(Exercise data)
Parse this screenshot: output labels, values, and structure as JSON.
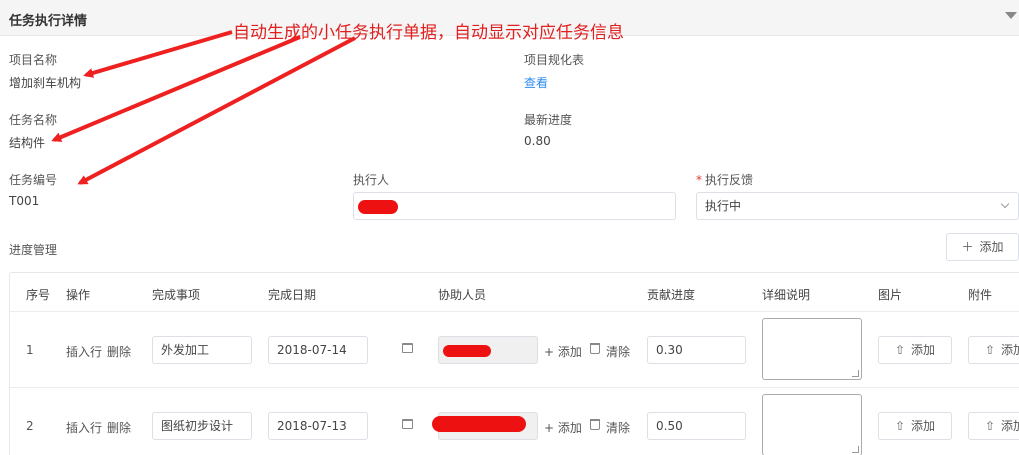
{
  "header": {
    "title": "任务执行详情"
  },
  "annotation": {
    "text": "自动生成的小任务执行单据，自动显示对应任务信息",
    "color": "#e02020"
  },
  "fields": {
    "project_name_label": "项目名称",
    "project_name_value": "增加刹车机构",
    "project_spec_label": "项目规化表",
    "project_spec_link": "查看",
    "task_name_label": "任务名称",
    "task_name_value": "结构件",
    "latest_progress_label": "最新进度",
    "latest_progress_value": "0.80",
    "task_no_label": "任务编号",
    "task_no_value": "T001",
    "executor_label": "执行人",
    "feedback_required_mark": "*",
    "feedback_label": "执行反馈",
    "feedback_value": "执行中"
  },
  "progress": {
    "section_label": "进度管理",
    "add_button": "添加",
    "columns": [
      "序号",
      "操作",
      "完成事项",
      "完成日期",
      "协助人员",
      "贡献进度",
      "详细说明",
      "图片",
      "附件"
    ],
    "rows": [
      {
        "index": "1",
        "insert": "插入行",
        "delete": "删除",
        "item": "外发加工",
        "date": "2018-07-14",
        "add_helper": "添加",
        "clear_helper": "清除",
        "contribution": "0.30",
        "image_add": "添加",
        "file_add": "添加"
      },
      {
        "index": "2",
        "insert": "插入行",
        "delete": "删除",
        "item": "图纸初步设计",
        "date": "2018-07-13",
        "add_helper": "添加",
        "clear_helper": "清除",
        "contribution": "0.50",
        "image_add": "添加",
        "file_add": "添加"
      }
    ]
  },
  "colors": {
    "link": "#2d8cf0",
    "redaction": "#ee1111",
    "required": "#e53935"
  }
}
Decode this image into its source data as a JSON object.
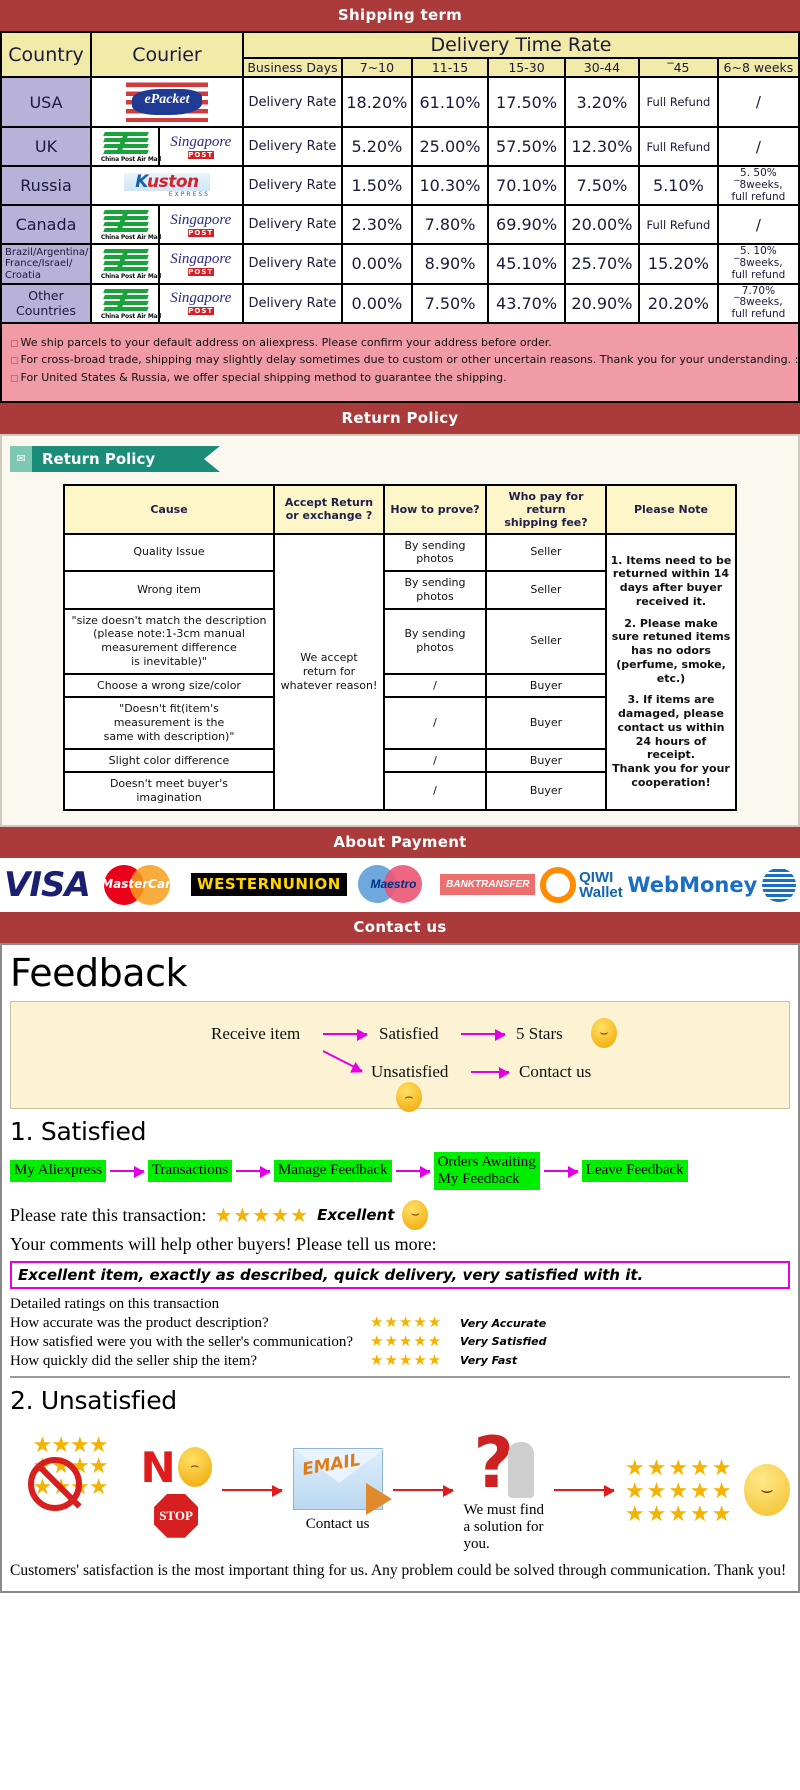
{
  "banners": {
    "shipping": "Shipping term",
    "return": "Return Policy",
    "payment": "About Payment",
    "contact": "Contact us"
  },
  "shipping_table": {
    "headers": {
      "country": "Country",
      "courier": "Courier",
      "delivery_time_rate": "Delivery Time Rate",
      "business_days": "Business Days",
      "buckets": [
        "7~10",
        "11-15",
        "15-30",
        "30-44",
        "‾45",
        "6~8 weeks"
      ]
    },
    "rows": [
      {
        "country": "USA",
        "couriers": [
          "epacket"
        ],
        "label": "Delivery Rate",
        "values": [
          "18.20%",
          "61.10%",
          "17.50%",
          "3.20%",
          "Full Refund",
          "/"
        ]
      },
      {
        "country": "UK",
        "couriers": [
          "china-post-air-mail",
          "singapore-post"
        ],
        "label": "Delivery Rate",
        "values": [
          "5.20%",
          "25.00%",
          "57.50%",
          "12.30%",
          "Full Refund",
          "/"
        ]
      },
      {
        "country": "Russia",
        "couriers": [
          "kuston-express"
        ],
        "label": "Delivery Rate",
        "values": [
          "1.50%",
          "10.30%",
          "70.10%",
          "7.50%",
          "5.10%",
          "5. 50%\n‾8weeks,\nfull refund"
        ]
      },
      {
        "country": "Canada",
        "couriers": [
          "china-post-air-mail",
          "singapore-post"
        ],
        "label": "Delivery Rate",
        "values": [
          "2.30%",
          "7.80%",
          "69.90%",
          "20.00%",
          "Full Refund",
          "/"
        ]
      },
      {
        "country": "Brazil/Argentina/\nFrance/Israel/\nCroatia",
        "couriers": [
          "china-post-air-mail",
          "singapore-post"
        ],
        "label": "Delivery Rate",
        "values": [
          "0.00%",
          "8.90%",
          "45.10%",
          "25.70%",
          "15.20%",
          "5. 10%\n‾8weeks,\nfull refund"
        ]
      },
      {
        "country": "Other Countries",
        "couriers": [
          "china-post-air-mail",
          "singapore-post"
        ],
        "label": "Delivery Rate",
        "values": [
          "0.00%",
          "7.50%",
          "43.70%",
          "20.90%",
          "20.20%",
          "7.70%\n‾8weeks,\nfull refund"
        ]
      }
    ]
  },
  "shipping_notes": [
    "We ship parcels to your default address on aliexpress. Please confirm your address before order.",
    "For cross-broad trade, shipping may slightly delay sometimes due to custom or other uncertain reasons. Thank you for your understanding. :)",
    "For United States & Russia, we offer special shipping method to guarantee the shipping."
  ],
  "return_policy": {
    "tag_label": "Return Policy",
    "headers": [
      "Cause",
      "Accept Return\nor exchange ?",
      "How to prove?",
      "Who pay for return\nshipping fee?",
      "Please Note"
    ],
    "accept_text": "We accept\nreturn for\nwhatever reason!",
    "rows": [
      {
        "cause": "Quality Issue",
        "prove": "By sending\nphotos",
        "payer": "Seller"
      },
      {
        "cause": "Wrong item",
        "prove": "By sending\nphotos",
        "payer": "Seller"
      },
      {
        "cause": "\"size doesn't match the description\n(please note:1-3cm manual\nmeasurement difference\nis inevitable)\"",
        "prove": "By sending\nphotos",
        "payer": "Seller"
      },
      {
        "cause": "Choose a wrong size/color",
        "prove": "/",
        "payer": "Buyer"
      },
      {
        "cause": "\"Doesn't fit(item's\nmeasurement is the\nsame with description)\"",
        "prove": "/",
        "payer": "Buyer"
      },
      {
        "cause": "Slight color difference",
        "prove": "/",
        "payer": "Buyer"
      },
      {
        "cause": "Doesn't meet buyer's\nimagination",
        "prove": "/",
        "payer": "Buyer"
      }
    ],
    "notes": [
      "1. Items need to be returned within 14 days after buyer received it.",
      "2. Please make sure retuned items has no odors (perfume, smoke, etc.)",
      "3. If items are damaged, please contact us within 24 hours of receipt.\nThank you for your cooperation!"
    ]
  },
  "payment_methods": [
    {
      "name": "visa",
      "label": "VISA"
    },
    {
      "name": "mastercard",
      "label": "MasterCard"
    },
    {
      "name": "western-union",
      "line1": "WESTERN",
      "line2": "UNION"
    },
    {
      "name": "maestro",
      "label": "Maestro"
    },
    {
      "name": "bank-transfer",
      "line1": "BANK",
      "line2": "TRANSFER"
    },
    {
      "name": "qiwi-wallet",
      "line1": "QIWI",
      "line2": "Wallet"
    },
    {
      "name": "webmoney",
      "label": "WebMoney"
    }
  ],
  "feedback": {
    "title": "Feedback",
    "diagram": {
      "receive_item": "Receive item",
      "satisfied": "Satisfied",
      "five_stars": "5 Stars",
      "unsatisfied": "Unsatisfied",
      "contact_us": "Contact us"
    },
    "satisfied": {
      "heading": "1. Satisfied",
      "steps": [
        "My Aliexpress",
        "Transactions",
        "Manage Feedback",
        "Orders Awaiting\nMy Feedback",
        "Leave Feedback"
      ],
      "rate_prompt": "Please rate this transaction:",
      "rate_stars": "★★★★★",
      "rate_word": "Excellent",
      "comments_prompt": "Your comments will help other buyers! Please tell us more:",
      "comment_example": "Excellent item, exactly as described, quick delivery, very satisfied with it.",
      "detail_heading": "Detailed ratings on this transaction",
      "detail_rows": [
        {
          "question": "How accurate was the product description?",
          "stars": "★★★★★",
          "label": "Very Accurate"
        },
        {
          "question": "How satisfied were you with the seller's communication?",
          "stars": "★★★★★",
          "label": "Very Satisfied"
        },
        {
          "question": "How quickly did the seller ship the item?",
          "stars": "★★★★★",
          "label": "Very Fast"
        }
      ]
    },
    "unsatisfied": {
      "heading": "2. Unsatisfied",
      "no_label": "N",
      "stop_label": "STOP",
      "email_label": "EMAIL",
      "contact_caption": "Contact us",
      "solution_caption": "We must find\na solution for\nyou.",
      "footer": "Customers' satisfaction is the most important thing for us. Any problem could be solved through communication. Thank you!"
    }
  }
}
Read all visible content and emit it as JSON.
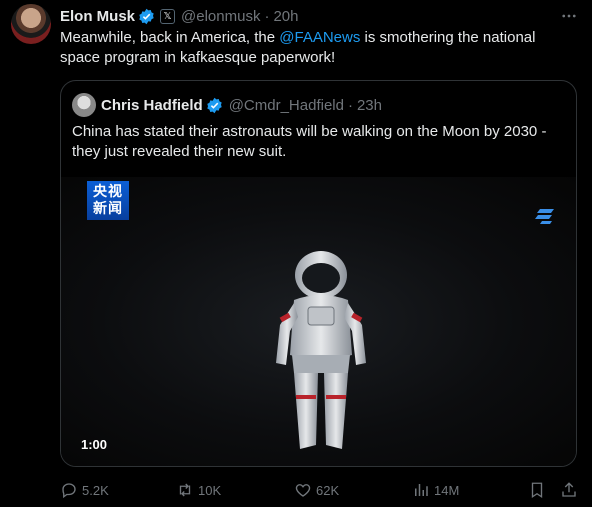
{
  "tweet": {
    "author_name": "Elon Musk",
    "author_handle": "@elonmusk",
    "time": "20h",
    "text_before": "Meanwhile, back in America, the ",
    "mention": "@FAANews",
    "text_after": " is smothering the national space program in kafkaesque paperwork!"
  },
  "quote": {
    "author_name": "Chris Hadfield",
    "author_handle": "@Cmdr_Hadfield",
    "time": "23h",
    "text": "China has stated their astronauts will be walking on the Moon by 2030 - they just revealed their new suit.",
    "media": {
      "logo_line1": "央视",
      "logo_line2": "新闻",
      "duration": "1:00"
    }
  },
  "actions": {
    "replies": "5.2K",
    "reposts": "10K",
    "likes": "62K",
    "views": "14M"
  },
  "colors": {
    "accent": "#1d9bf0",
    "muted": "#71767b",
    "border": "#2f3336"
  }
}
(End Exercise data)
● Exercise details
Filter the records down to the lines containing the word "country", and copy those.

● Your solution
      "country": "Country",
        "country": "USA",
        "country": "UK",
        "country": "Russia",
        "country": "Canada",
        "country": "Brazil/Argentina/\nFrance/Israel/\nCroatia",
        "country": "Other Countries",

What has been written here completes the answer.